- Prompt
Produce an exact copy of all the data below, dropping every image.

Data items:
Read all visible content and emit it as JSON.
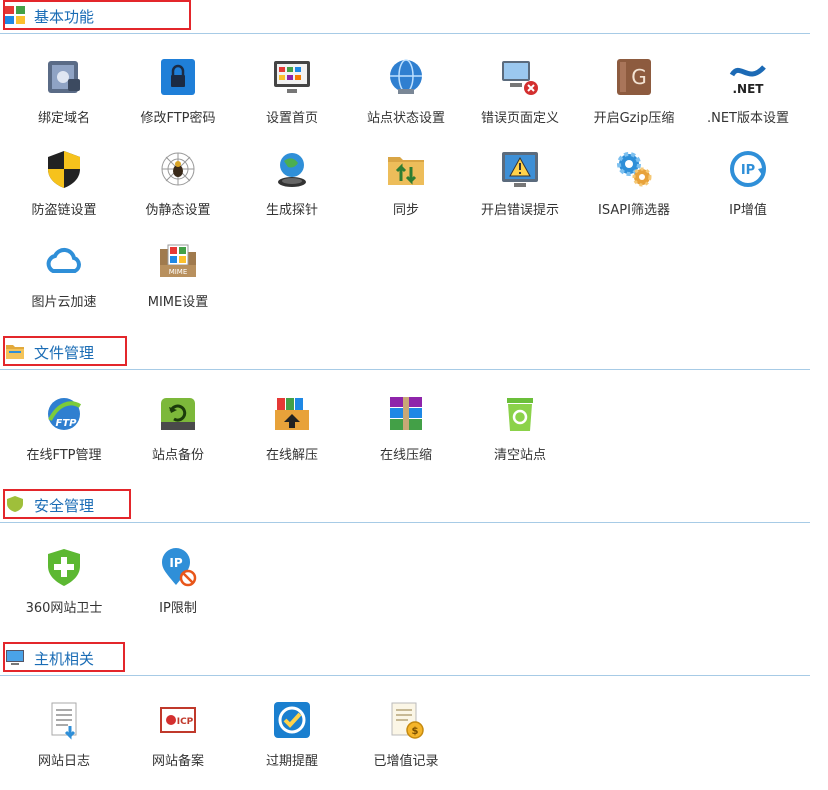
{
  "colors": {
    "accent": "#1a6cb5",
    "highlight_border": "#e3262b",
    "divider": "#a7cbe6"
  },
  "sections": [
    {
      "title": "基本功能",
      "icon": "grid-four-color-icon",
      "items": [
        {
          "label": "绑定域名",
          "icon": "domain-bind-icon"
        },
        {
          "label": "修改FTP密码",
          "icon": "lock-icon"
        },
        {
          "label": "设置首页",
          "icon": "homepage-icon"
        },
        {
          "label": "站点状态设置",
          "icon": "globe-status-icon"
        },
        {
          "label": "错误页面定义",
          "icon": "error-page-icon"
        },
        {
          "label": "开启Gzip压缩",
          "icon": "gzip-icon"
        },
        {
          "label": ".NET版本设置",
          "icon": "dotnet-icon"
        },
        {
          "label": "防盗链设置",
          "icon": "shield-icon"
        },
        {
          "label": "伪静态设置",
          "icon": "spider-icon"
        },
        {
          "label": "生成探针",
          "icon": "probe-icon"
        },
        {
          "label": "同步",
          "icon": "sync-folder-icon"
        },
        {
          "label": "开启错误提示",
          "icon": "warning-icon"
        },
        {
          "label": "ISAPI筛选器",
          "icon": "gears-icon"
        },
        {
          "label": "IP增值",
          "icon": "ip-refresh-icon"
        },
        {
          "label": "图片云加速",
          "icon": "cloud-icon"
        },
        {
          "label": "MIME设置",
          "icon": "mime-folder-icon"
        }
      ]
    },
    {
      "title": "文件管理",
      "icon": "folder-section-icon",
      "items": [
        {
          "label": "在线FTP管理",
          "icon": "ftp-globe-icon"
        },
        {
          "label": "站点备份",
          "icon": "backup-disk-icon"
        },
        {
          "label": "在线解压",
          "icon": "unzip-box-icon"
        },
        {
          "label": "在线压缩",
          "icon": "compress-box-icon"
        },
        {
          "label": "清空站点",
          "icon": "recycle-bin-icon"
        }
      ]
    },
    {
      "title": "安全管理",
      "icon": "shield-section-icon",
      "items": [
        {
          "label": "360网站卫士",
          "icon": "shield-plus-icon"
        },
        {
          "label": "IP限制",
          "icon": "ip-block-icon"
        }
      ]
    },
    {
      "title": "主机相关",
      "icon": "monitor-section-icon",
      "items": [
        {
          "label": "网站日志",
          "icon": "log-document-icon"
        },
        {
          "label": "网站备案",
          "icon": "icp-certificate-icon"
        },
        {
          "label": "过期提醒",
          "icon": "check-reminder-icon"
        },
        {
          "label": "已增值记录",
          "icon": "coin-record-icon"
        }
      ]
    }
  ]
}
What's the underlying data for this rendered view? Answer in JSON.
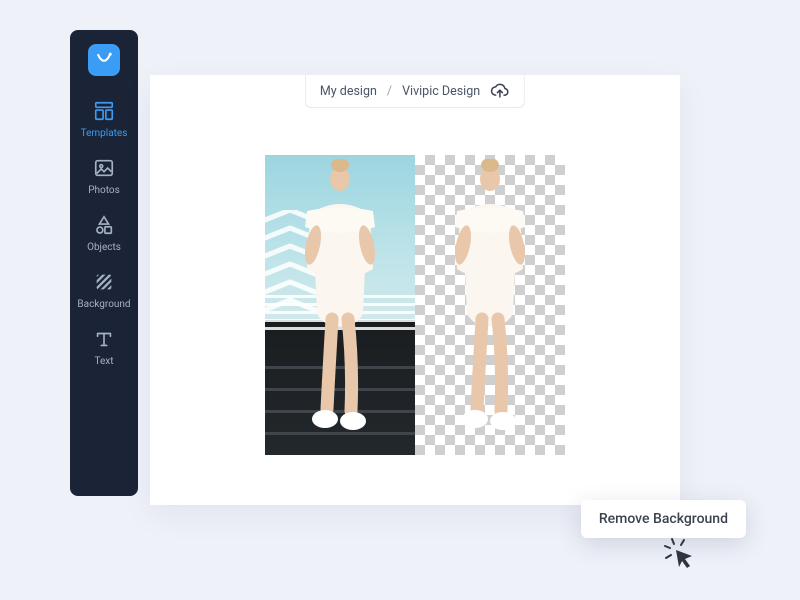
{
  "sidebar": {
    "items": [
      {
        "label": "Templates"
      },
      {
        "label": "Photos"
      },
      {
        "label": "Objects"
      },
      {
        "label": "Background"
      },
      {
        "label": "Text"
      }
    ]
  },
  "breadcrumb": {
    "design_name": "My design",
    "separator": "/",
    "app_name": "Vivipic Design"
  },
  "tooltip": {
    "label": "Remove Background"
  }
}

- Answer to this exercise
Read all visible content and emit it as JSON.
{
  "colors": {
    "accent": "#1a6cb5",
    "highlight_border": "#e3262b",
    "divider": "#a7cbe6"
  },
  "sections": [
    {
      "title": "基本功能",
      "icon": "grid-four-color-icon",
      "items": [
        {
          "label": "绑定域名",
          "icon": "domain-bind-icon"
        },
        {
          "label": "修改FTP密码",
          "icon": "lock-icon"
        },
        {
          "label": "设置首页",
          "icon": "homepage-icon"
        },
        {
          "label": "站点状态设置",
          "icon": "globe-status-icon"
        },
        {
          "label": "错误页面定义",
          "icon": "error-page-icon"
        },
        {
          "label": "开启Gzip压缩",
          "icon": "gzip-icon"
        },
        {
          "label": ".NET版本设置",
          "icon": "dotnet-icon"
        },
        {
          "label": "防盗链设置",
          "icon": "shield-icon"
        },
        {
          "label": "伪静态设置",
          "icon": "spider-icon"
        },
        {
          "label": "生成探针",
          "icon": "probe-icon"
        },
        {
          "label": "同步",
          "icon": "sync-folder-icon"
        },
        {
          "label": "开启错误提示",
          "icon": "warning-icon"
        },
        {
          "label": "ISAPI筛选器",
          "icon": "gears-icon"
        },
        {
          "label": "IP增值",
          "icon": "ip-refresh-icon"
        },
        {
          "label": "图片云加速",
          "icon": "cloud-icon"
        },
        {
          "label": "MIME设置",
          "icon": "mime-folder-icon"
        }
      ]
    },
    {
      "title": "文件管理",
      "icon": "folder-section-icon",
      "items": [
        {
          "label": "在线FTP管理",
          "icon": "ftp-globe-icon"
        },
        {
          "label": "站点备份",
          "icon": "backup-disk-icon"
        },
        {
          "label": "在线解压",
          "icon": "unzip-box-icon"
        },
        {
          "label": "在线压缩",
          "icon": "compress-box-icon"
        },
        {
          "label": "清空站点",
          "icon": "recycle-bin-icon"
        }
      ]
    },
    {
      "title": "安全管理",
      "icon": "shield-section-icon",
      "items": [
        {
          "label": "360网站卫士",
          "icon": "shield-plus-icon"
        },
        {
          "label": "IP限制",
          "icon": "ip-block-icon"
        }
      ]
    },
    {
      "title": "主机相关",
      "icon": "monitor-section-icon",
      "items": [
        {
          "label": "网站日志",
          "icon": "log-document-icon"
        },
        {
          "label": "网站备案",
          "icon": "icp-certificate-icon"
        },
        {
          "label": "过期提醒",
          "icon": "check-reminder-icon"
        },
        {
          "label": "已增值记录",
          "icon": "coin-record-icon"
        }
      ]
    }
  ]
}
What's the underlying data for this rendered view? Answer in JSON.
{
  "sidebar": {
    "items": [
      {
        "label": "Templates"
      },
      {
        "label": "Photos"
      },
      {
        "label": "Objects"
      },
      {
        "label": "Background"
      },
      {
        "label": "Text"
      }
    ]
  },
  "breadcrumb": {
    "design_name": "My design",
    "separator": "/",
    "app_name": "Vivipic Design"
  },
  "tooltip": {
    "label": "Remove Background"
  }
}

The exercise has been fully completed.